• **Description of the task**
Return every line of the data below that includes the string "있습니다".

• **Entries provided**
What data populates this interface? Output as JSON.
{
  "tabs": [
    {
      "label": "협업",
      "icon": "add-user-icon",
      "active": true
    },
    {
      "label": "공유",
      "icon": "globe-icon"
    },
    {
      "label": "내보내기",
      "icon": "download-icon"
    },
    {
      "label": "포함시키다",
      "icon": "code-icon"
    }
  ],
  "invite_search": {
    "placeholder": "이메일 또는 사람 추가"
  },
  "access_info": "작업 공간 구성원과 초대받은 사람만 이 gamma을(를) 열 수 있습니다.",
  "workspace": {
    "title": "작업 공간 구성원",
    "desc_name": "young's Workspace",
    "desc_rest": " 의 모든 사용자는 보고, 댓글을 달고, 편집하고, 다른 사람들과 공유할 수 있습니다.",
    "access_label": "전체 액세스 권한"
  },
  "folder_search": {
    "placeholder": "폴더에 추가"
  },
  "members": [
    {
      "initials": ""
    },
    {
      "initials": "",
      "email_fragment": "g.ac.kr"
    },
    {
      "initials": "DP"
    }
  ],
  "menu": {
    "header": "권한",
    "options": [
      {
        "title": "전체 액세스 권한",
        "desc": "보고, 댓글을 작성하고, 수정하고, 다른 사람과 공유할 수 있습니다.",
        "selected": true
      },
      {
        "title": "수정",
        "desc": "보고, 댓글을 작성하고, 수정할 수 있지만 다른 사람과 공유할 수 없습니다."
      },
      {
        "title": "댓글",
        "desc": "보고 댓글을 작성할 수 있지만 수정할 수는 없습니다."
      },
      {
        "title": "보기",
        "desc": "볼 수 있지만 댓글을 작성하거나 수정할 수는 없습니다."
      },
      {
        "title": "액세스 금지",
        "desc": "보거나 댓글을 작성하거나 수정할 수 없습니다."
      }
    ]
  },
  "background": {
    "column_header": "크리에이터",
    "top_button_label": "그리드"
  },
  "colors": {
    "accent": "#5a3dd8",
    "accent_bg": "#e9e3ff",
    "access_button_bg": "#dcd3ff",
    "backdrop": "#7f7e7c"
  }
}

• **Finished task**
  "access_info": "작업 공간 구성원과 초대받은 사람만 이 gamma을(를) 열 수 있습니다.",
    "desc_rest": " 의 모든 사용자는 보고, 댓글을 달고, 편집하고, 다른 사람들과 공유할 수 있습니다.",
        "desc": "보고, 댓글을 작성하고, 수정하고, 다른 사람과 공유할 수 있습니다.",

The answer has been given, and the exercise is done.